U.S. defense officials say American air strikes in Iraq have helped deter Islamic State militants for the time being, but that a broad international effort is needed to defeat the extremists permanently. Defense Secretary Chuck Hagel warned Thursday that the group formerly known as the Islamic State in Iraq and the Levant, or ISIL, is better organized, and financially and militarily stronger than any other known terrorist group. Zlatica Hoke has more.
Video

Video Drug-Resistant Malaria Spreads in Southeast Asia

On Thailand’s border with Myanmar, also known as Burma, a malaria research and treatment clinic is stepping up efforts to eliminate a drug-resistant form of the parasite - before it spreads abroad. Steve Sandford reports from Mae Sot, Thailand.
Video

Video Gaza Conflict, Hamas Popularity Challenge Abbas

The Palestinian unity government of Mahmoud Abbas has failed to convince Hamas to agree to Egyptian-negotiated terms with Israel on a Gaza cease-fire. VOA State Department Correspondent Scott Stearns reports on what the Gaza conflict means for President Abbas, with whom U.S. officials have worked for years on a two-state solution to the Israeli-Palestinian conflict.
Video

Video Nigeria's 'Nollywood' Movie Industry Rolls in High Gear

Twenty years after its birth in a video shop in Lagos, Nigeria's "Nollywood" is one of the most prolific film industries on earth. Despite low budgets and whirlwind production schedules, Nigerian films are wildly popular in Africa and industry professionals say they hope, in the future, their films will be as great in quality as they are in quantity. Heather Murdock has more for VOA from Lagos.
Video

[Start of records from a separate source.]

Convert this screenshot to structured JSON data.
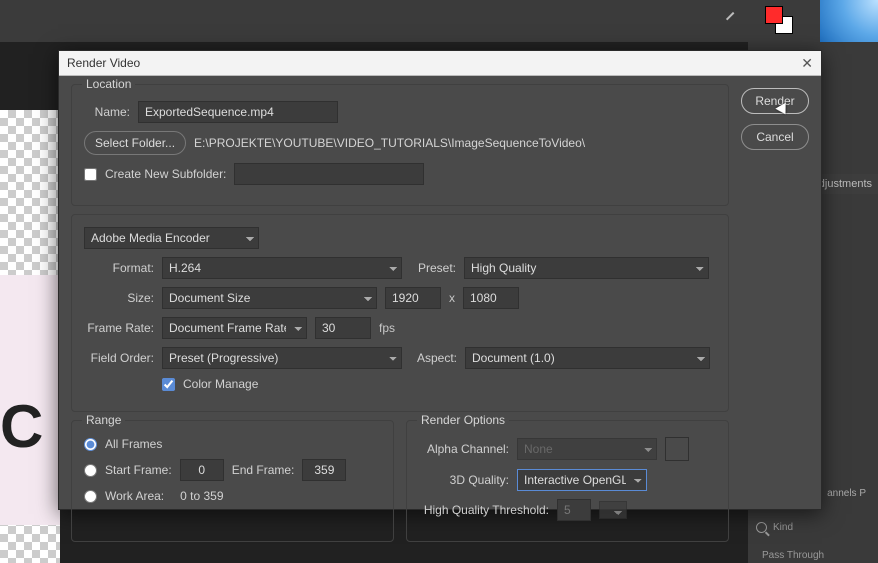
{
  "dialog": {
    "title": "Render Video",
    "buttons": {
      "render": "Render",
      "cancel": "Cancel"
    }
  },
  "location": {
    "legend": "Location",
    "nameLabel": "Name:",
    "nameValue": "ExportedSequence.mp4",
    "selectFolder": "Select Folder...",
    "path": "E:\\PROJEKTE\\YOUTUBE\\VIDEO_TUTORIALS\\ImageSequenceToVideo\\",
    "createSubfolderLabel": "Create New Subfolder:",
    "subfolderValue": ""
  },
  "encoder": {
    "engine": "Adobe Media Encoder",
    "formatLabel": "Format:",
    "format": "H.264",
    "presetLabel": "Preset:",
    "preset": "High Quality",
    "sizeLabel": "Size:",
    "sizeMode": "Document Size",
    "width": "1920",
    "xSymbol": "x",
    "height": "1080",
    "frameRateLabel": "Frame Rate:",
    "frameRateMode": "Document Frame Rate",
    "frameRate": "30",
    "fpsLabel": "fps",
    "fieldOrderLabel": "Field Order:",
    "fieldOrder": "Preset (Progressive)",
    "aspectLabel": "Aspect:",
    "aspect": "Document (1.0)",
    "colorManageLabel": "Color Manage"
  },
  "range": {
    "legend": "Range",
    "allFrames": "All Frames",
    "startFrameLabel": "Start Frame:",
    "startFrame": "0",
    "endFrameLabel": "End Frame:",
    "endFrame": "359",
    "workAreaLabel": "Work Area:",
    "workAreaRange": "0 to 359"
  },
  "renderOptions": {
    "legend": "Render Options",
    "alphaLabel": "Alpha Channel:",
    "alpha": "None",
    "qualityLabel": "3D Quality:",
    "quality": "Interactive OpenGL",
    "thresholdLabel": "High Quality Threshold:",
    "threshold": "5"
  },
  "background": {
    "adjustments": "Adjustments",
    "channels": "annels     P",
    "kindLabel": "Kind",
    "passThrough": "Pass Through",
    "bigLetter": "C"
  }
}
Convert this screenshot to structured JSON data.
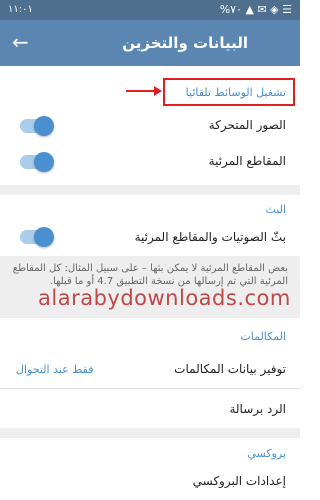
{
  "status_bar": {
    "time": "١١:٠١",
    "battery": "%٧٠",
    "icons": "▲ ✉ ◈ ☰"
  },
  "app_bar": {
    "title": "البيانات والتخزين",
    "back_icon": "arrow-back-icon"
  },
  "autoplay": {
    "header": "تشغيل الوسائط تلقائيا",
    "items": [
      {
        "label": "الصور المتحركة",
        "enabled": true
      },
      {
        "label": "المقاطع المرئية",
        "enabled": true
      }
    ]
  },
  "streaming": {
    "header": "البث",
    "items": [
      {
        "label": "بثّ الصوتيات والمقاطع المرئية",
        "enabled": true
      }
    ],
    "note": "بعض المقاطع المرئية لا يمكن بثها – على سبيل المثال: كل المقاطع المرئية التي تم إرسالها من نسخة التطبيق 4.7 أو ما قبلها."
  },
  "watermark": "alarabydownloads.com",
  "calls": {
    "header": "المكالمات",
    "data_saving_label": "توفير بيانات المكالمات",
    "data_saving_value": "فقط عند التجوال",
    "reply_label": "الرد برسالة"
  },
  "proxy": {
    "header": "بروكسي",
    "settings_label": "إعدادات البروكسي"
  },
  "colors": {
    "accent": "#4a90d0",
    "app_bar": "#5b86b1",
    "highlight": "#e02020"
  }
}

Video UN Launches 'Biggest Aid Operation in 30 Years' in Iraq

The United Nations has launched what it describes as one of the biggest aid operations in 30 years in northern Iraq, as hundreds of thousands of refugees flee the extremist Sunni militant group calling itself the Islamic State. As Kurdish and Iraqi forces battle the Sunni insurgents, the fighting has forced more people to flee their homes. Kurdish authorities say the international community must act now to avert a humanitarian catastrophe. Henry Ridgwell reports for VOA from London.
Video

Video Cambodian American Hip Hop Artist Sings of Personal Struggles

A growing underground movement of Cambodian American hip hop artists is rapping about the struggles of living in urban America. Most, if not all of them, are refugees or children of refugees who came to the United States from Cambodia to escape the Khmer Rouge genocide of the 1970s. Through their music, the artists hope to give voice to immigrants who have been struggling quietly for years. Elizabeth Lee reports from Long Beach, California.
Video

Video African Media Tries to Educate Public About Ebola

While the Ebola epidemic continues to claim lives in West Africa, information technology specialists, together with radio and TV reporters, are battling misinformation and prejudice about the disease - using social media to educate the public about the deadly virus. VOA’s George Putic has more.

AppleAndroid